WHAT NEEDS TO BE DONE: Give the records below again, word for word. No pictures belong in the copy.

DATASET CONTENT:
▽
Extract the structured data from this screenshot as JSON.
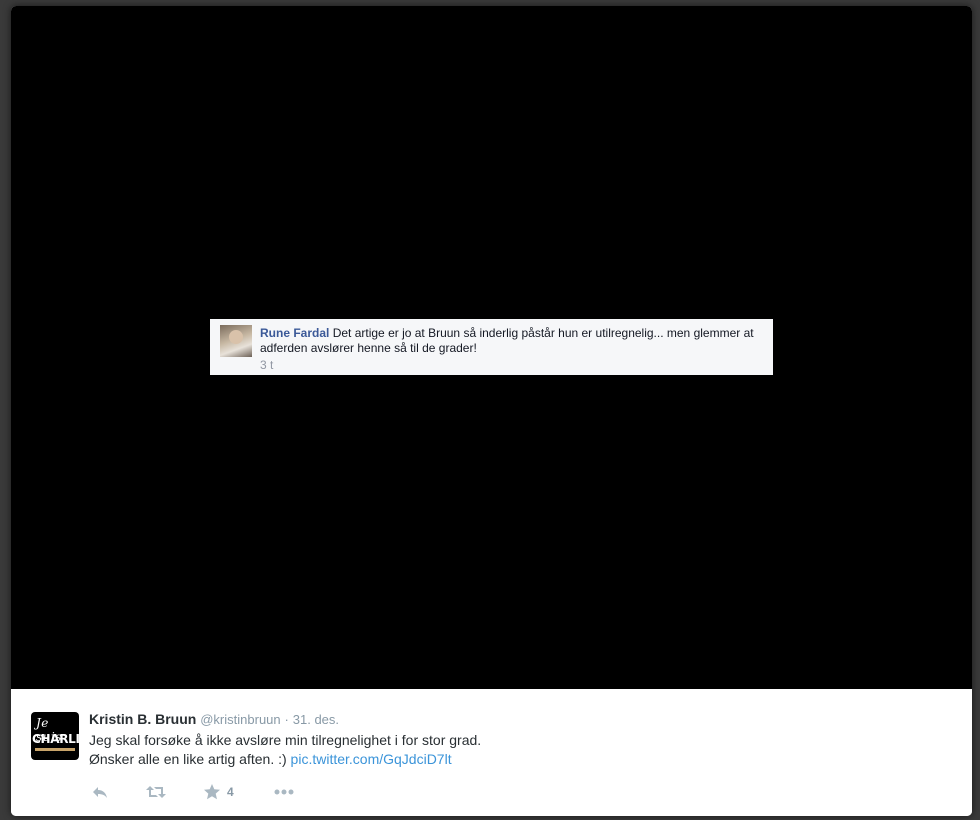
{
  "comment": {
    "author": "Rune Fardal",
    "text": "Det artige er jo at Bruun så inderlig påstår hun er utilregnelig... men glemmer at adferden avslører henne så til de grader!",
    "time": "3 t"
  },
  "tweet": {
    "avatar_line1": "Je suis",
    "avatar_line2": "CHARLIE",
    "name": "Kristin B. Bruun",
    "handle": "@kristinbruun",
    "separator": "·",
    "date": "31. des.",
    "text_line1": "Jeg skal forsøke å ikke avsløre min tilregnelighet i for stor grad.",
    "text_line2": "Ønsker alle en like artig aften. :)",
    "link": "pic.twitter.com/GqJdciD7lt",
    "favorites": "4"
  },
  "icons": [
    "reply-icon",
    "retweet-icon",
    "favorite-icon",
    "more-icon"
  ],
  "colors": {
    "link": "#3b94d9",
    "fb_name": "#3b5998",
    "muted": "#8899a6",
    "media_bg": "#000000"
  }
}
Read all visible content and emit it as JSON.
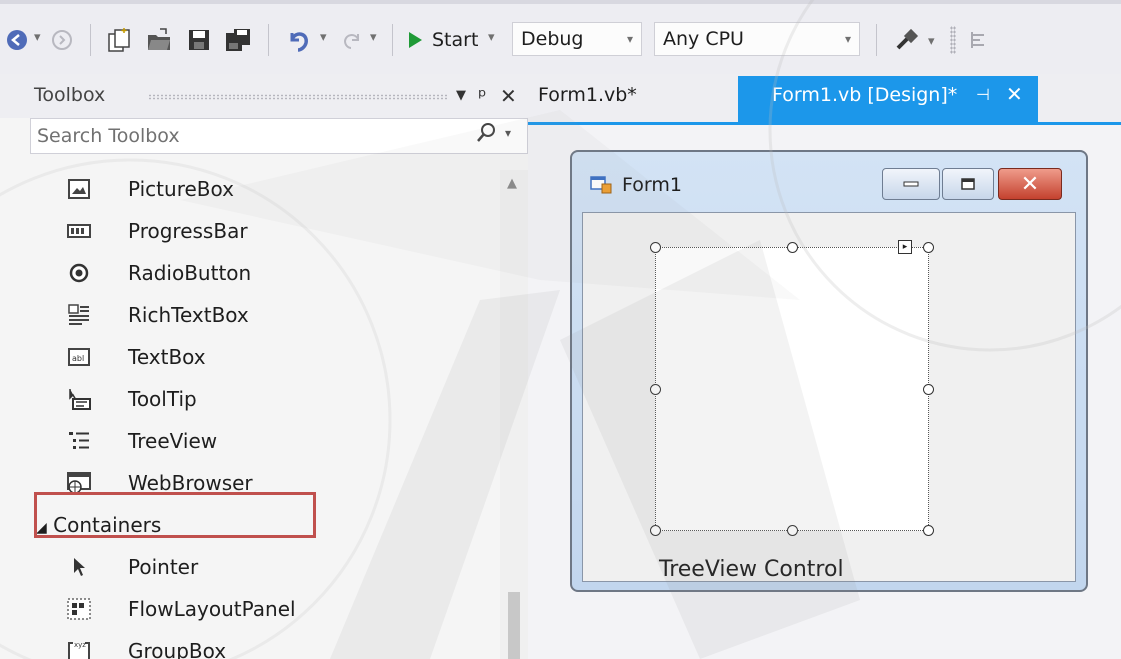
{
  "toolbar": {
    "start_label": "Start",
    "configuration": "Debug",
    "platform": "Any CPU"
  },
  "toolbox": {
    "title": "Toolbox",
    "search_placeholder": "Search Toolbox",
    "items": [
      {
        "label": "PictureBox",
        "icon": "picturebox-icon"
      },
      {
        "label": "ProgressBar",
        "icon": "progressbar-icon"
      },
      {
        "label": "RadioButton",
        "icon": "radiobutton-icon"
      },
      {
        "label": "RichTextBox",
        "icon": "richtextbox-icon"
      },
      {
        "label": "TextBox",
        "icon": "textbox-icon"
      },
      {
        "label": "ToolTip",
        "icon": "tooltip-icon"
      },
      {
        "label": "TreeView",
        "icon": "treeview-icon"
      },
      {
        "label": "WebBrowser",
        "icon": "webbrowser-icon"
      }
    ],
    "category": {
      "label": "Containers",
      "expanded": true
    },
    "category_items": [
      {
        "label": "Pointer",
        "icon": "pointer-icon"
      },
      {
        "label": "FlowLayoutPanel",
        "icon": "flowlayoutpanel-icon"
      },
      {
        "label": "GroupBox",
        "icon": "groupbox-icon"
      }
    ],
    "highlighted_item": "TreeView"
  },
  "tabs": [
    {
      "label": "Form1.vb*",
      "active": false
    },
    {
      "label": "Form1.vb [Design]*",
      "active": true
    }
  ],
  "designer": {
    "form_title": "Form1",
    "caption": "TreeView Control"
  },
  "colors": {
    "accent": "#1c97ea",
    "highlight_box": "#c0504d",
    "start_green": "#1f9a37"
  }
}
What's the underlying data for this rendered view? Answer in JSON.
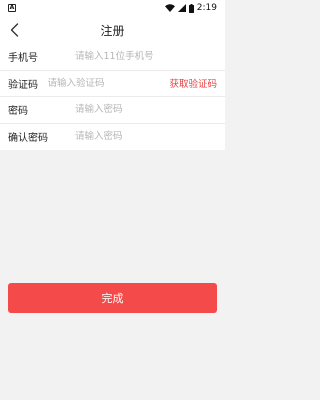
{
  "status_bar": {
    "time": "2:19",
    "notification_icon": "app-a-icon",
    "icons": [
      "wifi-icon",
      "signal-icon",
      "battery-icon"
    ]
  },
  "header": {
    "title": "注册",
    "back_icon": "chevron-left-icon"
  },
  "form": {
    "fields": [
      {
        "label": "手机号",
        "placeholder": "请输入11位手机号",
        "value": ""
      },
      {
        "label": "验证码",
        "placeholder": "请输入验证码",
        "value": ""
      },
      {
        "label": "密码",
        "placeholder": "请输入密码",
        "value": ""
      },
      {
        "label": "确认密码",
        "placeholder": "请输入密码",
        "value": ""
      }
    ],
    "get_code_label": "获取验证码"
  },
  "submit": {
    "label": "完成"
  },
  "colors": {
    "accent": "#f44a4a",
    "link": "#e94040",
    "background": "#f2f2f2",
    "placeholder": "#b5b5b5"
  }
}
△
RESPONSE:
Extract the structured data from this screenshot as JSON.
{
  "comment": {
    "author": "Rune Fardal",
    "text": "Det artige er jo at Bruun så inderlig påstår hun er utilregnelig... men glemmer at adferden avslører henne så til de grader!",
    "time": "3 t"
  },
  "tweet": {
    "avatar_line1": "Je suis",
    "avatar_line2": "CHARLIE",
    "name": "Kristin B. Bruun",
    "handle": "@kristinbruun",
    "separator": "·",
    "date": "31. des.",
    "text_line1": "Jeg skal forsøke å ikke avsløre min tilregnelighet i for stor grad.",
    "text_line2": "Ønsker alle en like artig aften. :)",
    "link": "pic.twitter.com/GqJdciD7lt",
    "favorites": "4"
  },
  "icons": [
    "reply-icon",
    "retweet-icon",
    "favorite-icon",
    "more-icon"
  ],
  "colors": {
    "link": "#3b94d9",
    "fb_name": "#3b5998",
    "muted": "#8899a6",
    "media_bg": "#000000"
  }
}
Read all visible content and emit it as JSON.
{
  "toolbar": {
    "start_label": "Start",
    "configuration": "Debug",
    "platform": "Any CPU"
  },
  "toolbox": {
    "title": "Toolbox",
    "search_placeholder": "Search Toolbox",
    "items": [
      {
        "label": "PictureBox",
        "icon": "picturebox-icon"
      },
      {
        "label": "ProgressBar",
        "icon": "progressbar-icon"
      },
      {
        "label": "RadioButton",
        "icon": "radiobutton-icon"
      },
      {
        "label": "RichTextBox",
        "icon": "richtextbox-icon"
      },
      {
        "label": "TextBox",
        "icon": "textbox-icon"
      },
      {
        "label": "ToolTip",
        "icon": "tooltip-icon"
      },
      {
        "label": "TreeView",
        "icon": "treeview-icon"
      },
      {
        "label": "WebBrowser",
        "icon": "webbrowser-icon"
      }
    ],
    "category": {
      "label": "Containers",
      "expanded": true
    },
    "category_items": [
      {
        "label": "Pointer",
        "icon": "pointer-icon"
      },
      {
        "label": "FlowLayoutPanel",
        "icon": "flowlayoutpanel-icon"
      },
      {
        "label": "GroupBox",
        "icon": "groupbox-icon"
      }
    ],
    "highlighted_item": "TreeView"
  },
  "tabs": [
    {
      "label": "Form1.vb*",
      "active": false
    },
    {
      "label": "Form1.vb [Design]*",
      "active": true
    }
  ],
  "designer": {
    "form_title": "Form1",
    "caption": "TreeView Control"
  },
  "colors": {
    "accent": "#1c97ea",
    "highlight_box": "#c0504d",
    "start_green": "#1f9a37"
  }
}
What's the underlying data for this rendered view? Answer in JSON.
{
  "status_bar": {
    "time": "2:19",
    "notification_icon": "app-a-icon",
    "icons": [
      "wifi-icon",
      "signal-icon",
      "battery-icon"
    ]
  },
  "header": {
    "title": "注册",
    "back_icon": "chevron-left-icon"
  },
  "form": {
    "fields": [
      {
        "label": "手机号",
        "placeholder": "请输入11位手机号",
        "value": ""
      },
      {
        "label": "验证码",
        "placeholder": "请输入验证码",
        "value": ""
      },
      {
        "label": "密码",
        "placeholder": "请输入密码",
        "value": ""
      },
      {
        "label": "确认密码",
        "placeholder": "请输入密码",
        "value": ""
      }
    ],
    "get_code_label": "获取验证码"
  },
  "submit": {
    "label": "完成"
  },
  "colors": {
    "accent": "#f44a4a",
    "link": "#e94040",
    "background": "#f2f2f2",
    "placeholder": "#b5b5b5"
  }
}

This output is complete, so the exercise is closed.